* **Task objective**: A word-for-word copy of the records is needed, with every picture left out.

* **Dataset rows describing interfaces**:

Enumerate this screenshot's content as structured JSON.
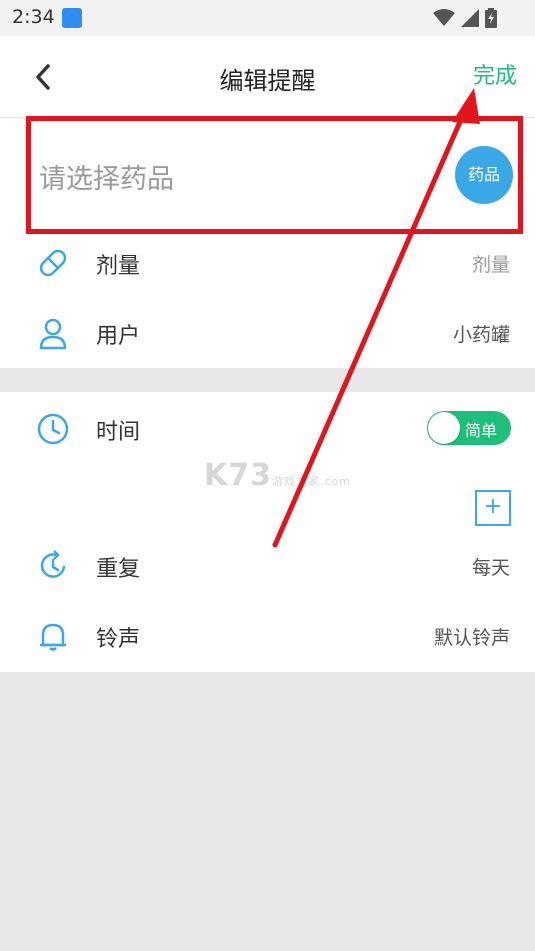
{
  "status_bar": {
    "time": "2:34"
  },
  "header": {
    "title": "编辑提醒",
    "done_label": "完成"
  },
  "medicine": {
    "placeholder": "请选择药品",
    "badge": "药品"
  },
  "rows": {
    "dosage": {
      "label": "剂量",
      "value": "剂量",
      "icon": "pill-icon"
    },
    "user": {
      "label": "用户",
      "value": "小药罐",
      "icon": "user-icon"
    },
    "time": {
      "label": "时间",
      "toggle_label": "简单",
      "icon": "clock-icon"
    },
    "add": {
      "label": "+"
    },
    "repeat": {
      "label": "重复",
      "value": "每天",
      "icon": "repeat-icon"
    },
    "ringtone": {
      "label": "铃声",
      "value": "默认铃声",
      "icon": "bell-icon"
    }
  },
  "watermark": {
    "main": "K73",
    "sub": "游戏之家",
    "dotcom": ".com"
  },
  "colors": {
    "accent_green": "#1cc07a",
    "accent_blue": "#3aa7e6",
    "highlight_red": "#e3141b"
  }
}
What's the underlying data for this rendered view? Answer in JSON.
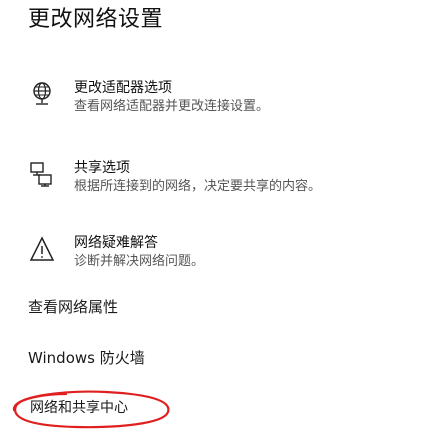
{
  "page": {
    "title": "更改网络设置"
  },
  "items": [
    {
      "title": "更改适配器选项",
      "desc": "查看网络适配器并更改连接设置。",
      "icon": "adapter-globe-icon"
    },
    {
      "title": "共享选项",
      "desc": "根据所连接到的网络，决定要共享的内容。",
      "icon": "sharing-computer-icon"
    },
    {
      "title": "网络疑难解答",
      "desc": "诊断并解决网络问题。",
      "icon": "warning-triangle-icon"
    }
  ],
  "links": [
    {
      "label": "查看网络属性"
    },
    {
      "label": "Windows 防火墙"
    },
    {
      "label": "网络和共享中心"
    }
  ],
  "annotation": {
    "color": "#e02020",
    "shape": "ellipse"
  }
}
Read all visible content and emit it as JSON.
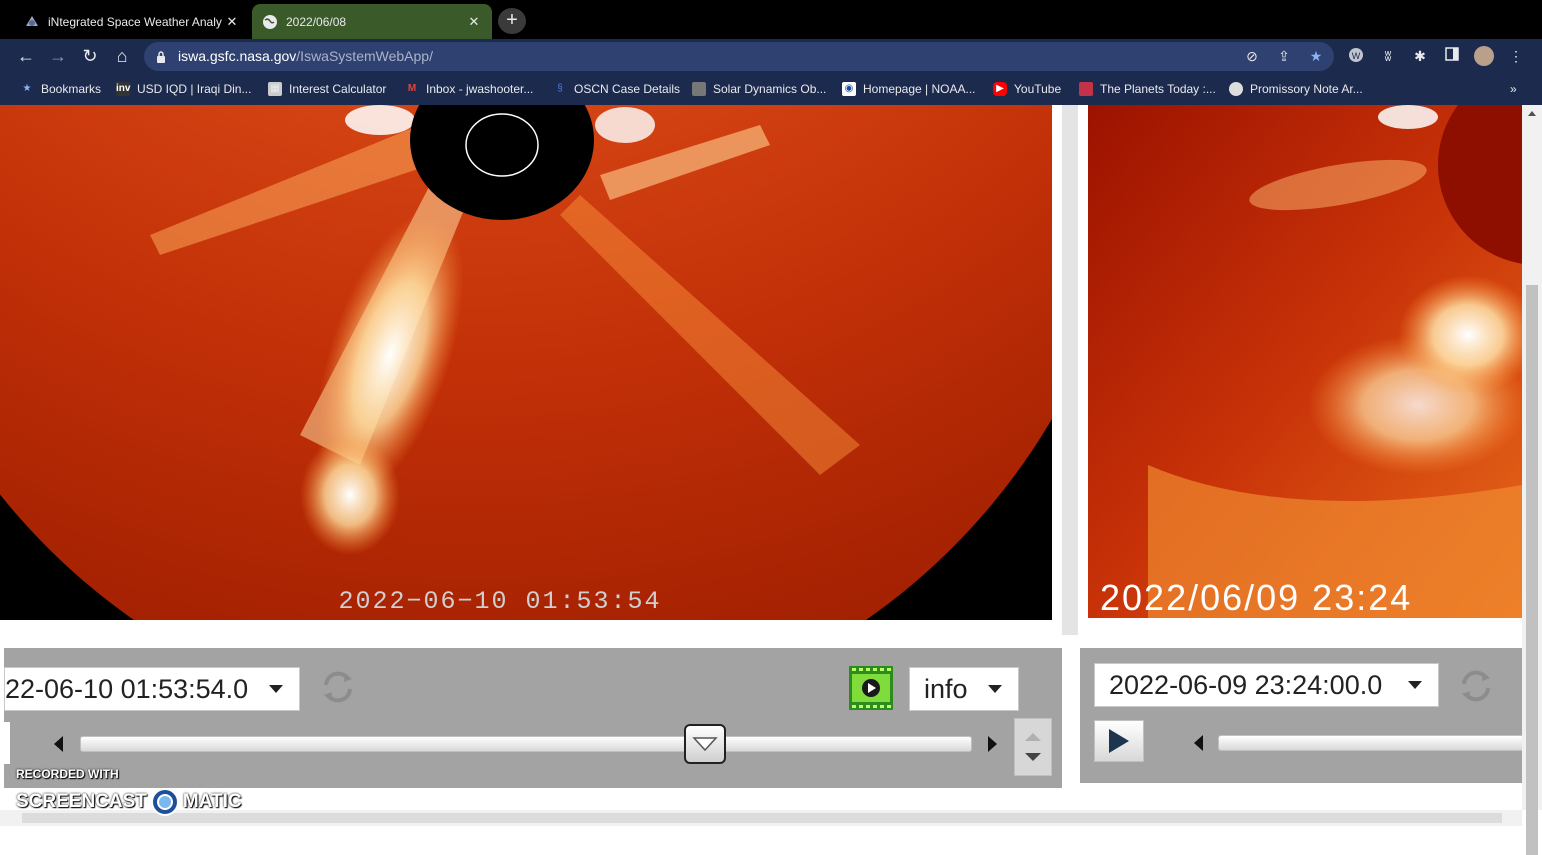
{
  "browser": {
    "tabs": [
      {
        "title": "iNtegrated Space Weather Analy",
        "active": false
      },
      {
        "title": "2022/06/08",
        "active": true
      }
    ],
    "url_host": "iswa.gsfc.nasa.gov",
    "url_path": "/IswaSystemWebApp/",
    "bookmarks": [
      {
        "label": "Bookmarks",
        "icon": "star-icon"
      },
      {
        "label": "USD IQD | Iraqi Din...",
        "icon": "inv-icon"
      },
      {
        "label": "Interest Calculator",
        "icon": "calculator-icon"
      },
      {
        "label": "Inbox - jwashooter...",
        "icon": "gmail-icon"
      },
      {
        "label": "OSCN Case Details",
        "icon": "oscn-icon"
      },
      {
        "label": "Solar Dynamics Ob...",
        "icon": "sdo-icon"
      },
      {
        "label": "Homepage | NOAA...",
        "icon": "noaa-icon"
      },
      {
        "label": "YouTube",
        "icon": "youtube-icon"
      },
      {
        "label": "The Planets Today :...",
        "icon": "planets-icon"
      },
      {
        "label": "Promissory Note Ar...",
        "icon": "promissory-icon"
      }
    ],
    "more_bookmarks": "»"
  },
  "left_panel": {
    "image_timestamp": "2022−06−10  01:53:54",
    "date_value": "22-06-10 01:53:54.0",
    "info_label": "info",
    "slider_position": 0.7
  },
  "right_panel": {
    "image_timestamp": "2022/06/09  23:24",
    "date_value": "2022-06-09 23:24:00.0"
  },
  "watermark": {
    "line1": "RECORDED WITH",
    "line2_a": "SCREENCAST",
    "line2_b": "MATIC"
  },
  "colors": {
    "chrome_bg": "#1c2a4d",
    "active_tab": "#3a5a2a",
    "control_bg": "#a3a3a3"
  }
}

* **Final answer**:
Enumerate this screenshot's content as structured JSON.
{
  "status_bar": {
    "time": "2:34"
  },
  "header": {
    "title": "编辑提醒",
    "done_label": "完成"
  },
  "medicine": {
    "placeholder": "请选择药品",
    "badge": "药品"
  },
  "rows": {
    "dosage": {
      "label": "剂量",
      "value": "剂量",
      "icon": "pill-icon"
    },
    "user": {
      "label": "用户",
      "value": "小药罐",
      "icon": "user-icon"
    },
    "time": {
      "label": "时间",
      "toggle_label": "简单",
      "icon": "clock-icon"
    },
    "add": {
      "label": "+"
    },
    "repeat": {
      "label": "重复",
      "value": "每天",
      "icon": "repeat-icon"
    },
    "ringtone": {
      "label": "铃声",
      "value": "默认铃声",
      "icon": "bell-icon"
    }
  },
  "watermark": {
    "main": "K73",
    "sub": "游戏之家",
    "dotcom": ".com"
  },
  "colors": {
    "accent_green": "#1cc07a",
    "accent_blue": "#3aa7e6",
    "highlight_red": "#e3141b"
  }
}
What's the underlying data for this rendered view? Answer in JSON.
{
  "page": {
    "title": "更改网络设置"
  },
  "items": [
    {
      "title": "更改适配器选项",
      "desc": "查看网络适配器并更改连接设置。",
      "icon": "adapter-globe-icon"
    },
    {
      "title": "共享选项",
      "desc": "根据所连接到的网络，决定要共享的内容。",
      "icon": "sharing-computer-icon"
    },
    {
      "title": "网络疑难解答",
      "desc": "诊断并解决网络问题。",
      "icon": "warning-triangle-icon"
    }
  ],
  "links": [
    {
      "label": "查看网络属性"
    },
    {
      "label": "Windows 防火墙"
    },
    {
      "label": "网络和共享中心"
    }
  ],
  "annotation": {
    "color": "#e02020",
    "shape": "ellipse"
  }
}
Read all visible content and emit it as JSON.
{
  "browser": {
    "tabs": [
      {
        "title": "iNtegrated Space Weather Analy",
        "active": false
      },
      {
        "title": "2022/06/08",
        "active": true
      }
    ],
    "url_host": "iswa.gsfc.nasa.gov",
    "url_path": "/IswaSystemWebApp/",
    "bookmarks": [
      {
        "label": "Bookmarks",
        "icon": "star-icon"
      },
      {
        "label": "USD IQD | Iraqi Din...",
        "icon": "inv-icon"
      },
      {
        "label": "Interest Calculator",
        "icon": "calculator-icon"
      },
      {
        "label": "Inbox - jwashooter...",
        "icon": "gmail-icon"
      },
      {
        "label": "OSCN Case Details",
        "icon": "oscn-icon"
      },
      {
        "label": "Solar Dynamics Ob...",
        "icon": "sdo-icon"
      },
      {
        "label": "Homepage | NOAA...",
        "icon": "noaa-icon"
      },
      {
        "label": "YouTube",
        "icon": "youtube-icon"
      },
      {
        "label": "The Planets Today :...",
        "icon": "planets-icon"
      },
      {
        "label": "Promissory Note Ar...",
        "icon": "promissory-icon"
      }
    ],
    "more_bookmarks": "»"
  },
  "left_panel": {
    "image_timestamp": "2022−06−10  01:53:54",
    "date_value": "22-06-10 01:53:54.0",
    "info_label": "info",
    "slider_position": 0.7
  },
  "right_panel": {
    "image_timestamp": "2022/06/09  23:24",
    "date_value": "2022-06-09 23:24:00.0"
  },
  "watermark": {
    "line1": "RECORDED WITH",
    "line2_a": "SCREENCAST",
    "line2_b": "MATIC"
  },
  "colors": {
    "chrome_bg": "#1c2a4d",
    "active_tab": "#3a5a2a",
    "control_bg": "#a3a3a3"
  }
}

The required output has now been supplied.